Researchers from the University of Illinois at Urbana-Champaign, together with three other institutions, have found a natural agent that is showing promise blocking metastasis of cancer cells and enhancing wound healing.

The agent, called anastellin, comes from an adhesion protein called fibronectin found in the extracellular matrix surrounding cells. Crystallography, atomic-force microscopy, and advanced computer modeling let researchers sort the chemical structure and mechanical strength of fibronectin proteins that glue together cells in mammalian body tissues.

The fibronectin has special mechanical properties. "For example, when stretched mechanically, it extends in two stages, first to about one-third of its total length, then to full length, or about 10 times its initial size," says Klaus Schulten, director of theoretical and computational biophysics group at the Beckman Institute for Advanced Science and Technology.
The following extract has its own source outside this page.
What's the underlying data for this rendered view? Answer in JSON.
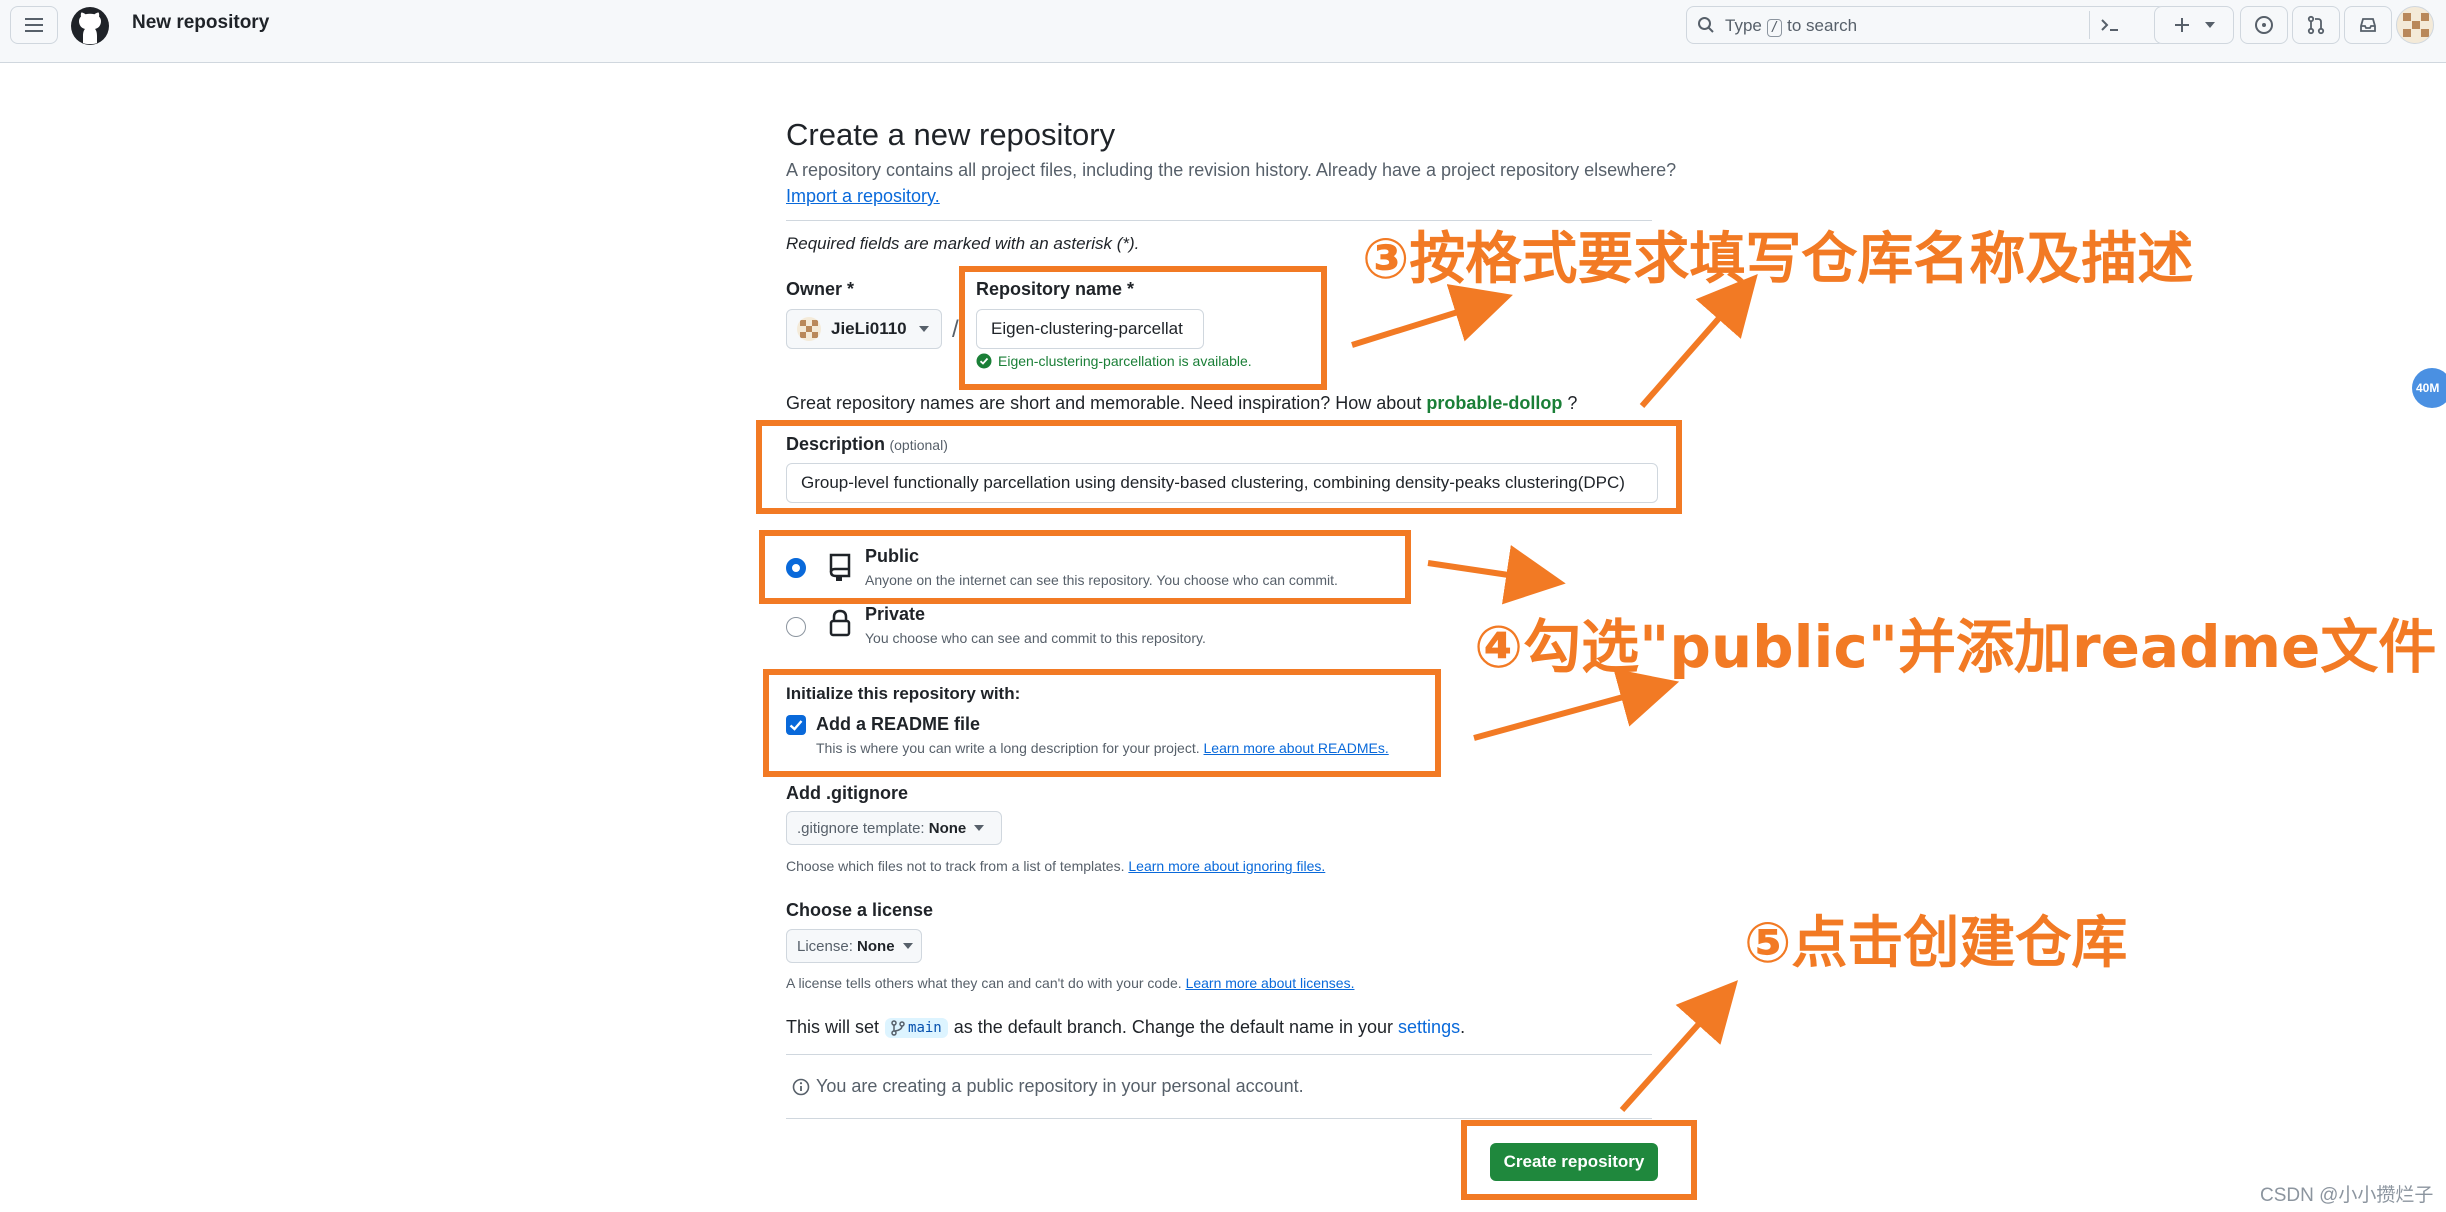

Fibronectin modules have a two-sheet sandwich structure. But one of the sheets in a type of fibronectin called 3-1 is much stronger. "It is mainly this strong sheet that is anestellin, and it stabilizes the stretching intermediate by refusing to unravel," says Viola Vogel, professor of bioengineering and director of nanotechnology at the University of Washington, Seattle. "Cells can apply enough mechanical force to the surrounding extracellular matrix to unravel fibronectin type-three modules," she adds. "The stretching of 3-1 unmasks the buried anestellin and it appears to restrict the motion of cancer cells, in effect creating strong jail bars that hold the cancerous inmates from moving freely."